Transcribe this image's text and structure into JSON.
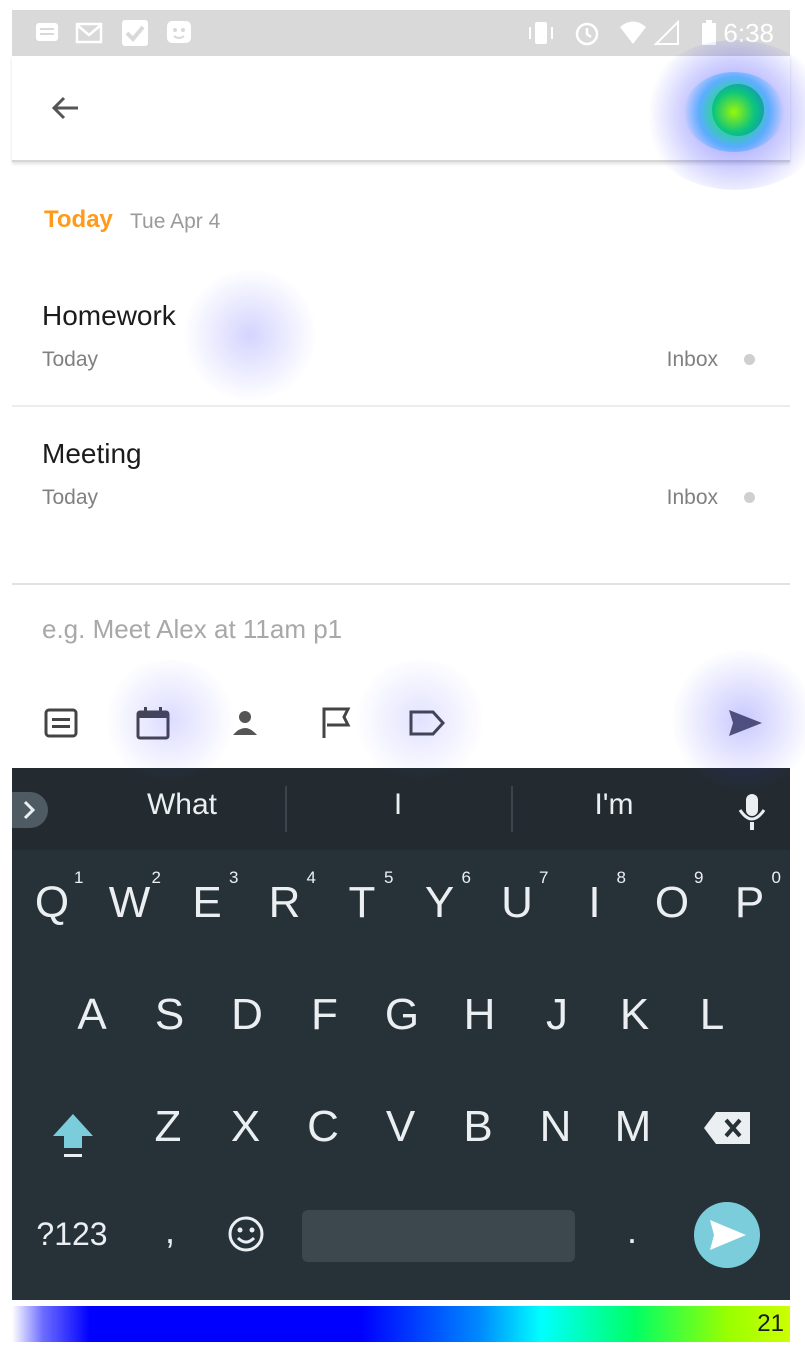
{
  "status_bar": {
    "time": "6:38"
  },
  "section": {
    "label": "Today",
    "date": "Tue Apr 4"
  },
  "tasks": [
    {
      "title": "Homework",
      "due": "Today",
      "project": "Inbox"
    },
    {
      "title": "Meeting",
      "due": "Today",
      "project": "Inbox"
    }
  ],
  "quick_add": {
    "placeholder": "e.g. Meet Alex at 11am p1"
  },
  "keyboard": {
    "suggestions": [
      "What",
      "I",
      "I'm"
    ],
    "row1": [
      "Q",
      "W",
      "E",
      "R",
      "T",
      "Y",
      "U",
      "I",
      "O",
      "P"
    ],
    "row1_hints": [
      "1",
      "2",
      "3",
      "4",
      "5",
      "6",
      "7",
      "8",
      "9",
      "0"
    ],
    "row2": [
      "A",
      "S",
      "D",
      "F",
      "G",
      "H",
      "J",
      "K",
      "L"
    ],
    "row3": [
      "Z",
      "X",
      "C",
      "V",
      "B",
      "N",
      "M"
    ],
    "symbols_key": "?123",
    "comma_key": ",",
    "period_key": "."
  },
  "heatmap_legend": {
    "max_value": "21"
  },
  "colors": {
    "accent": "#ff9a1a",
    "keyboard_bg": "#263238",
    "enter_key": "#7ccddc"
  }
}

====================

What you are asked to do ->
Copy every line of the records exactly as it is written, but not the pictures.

Reply to the task ->
Transcribe this image's text and structure into JSON.
{
  "status_bar": {
    "time": "6:38"
  },
  "section": {
    "label": "Today",
    "date": "Tue Apr 4"
  },
  "tasks": [
    {
      "title": "Homework",
      "due": "Today",
      "project": "Inbox"
    },
    {
      "title": "Meeting",
      "due": "Today",
      "project": "Inbox"
    }
  ],
  "quick_add": {
    "placeholder": "e.g. Meet Alex at 11am p1"
  },
  "keyboard": {
    "suggestions": [
      "What",
      "I",
      "I'm"
    ],
    "row1": [
      "Q",
      "W",
      "E",
      "R",
      "T",
      "Y",
      "U",
      "I",
      "O",
      "P"
    ],
    "row1_hints": [
      "1",
      "2",
      "3",
      "4",
      "5",
      "6",
      "7",
      "8",
      "9",
      "0"
    ],
    "row2": [
      "A",
      "S",
      "D",
      "F",
      "G",
      "H",
      "J",
      "K",
      "L"
    ],
    "row3": [
      "Z",
      "X",
      "C",
      "V",
      "B",
      "N",
      "M"
    ],
    "symbols_key": "?123",
    "comma_key": ",",
    "period_key": "."
  },
  "heatmap_legend": {
    "max_value": "21"
  },
  "colors": {
    "accent": "#ff9a1a",
    "keyboard_bg": "#263238",
    "enter_key": "#7ccddc"
  }
}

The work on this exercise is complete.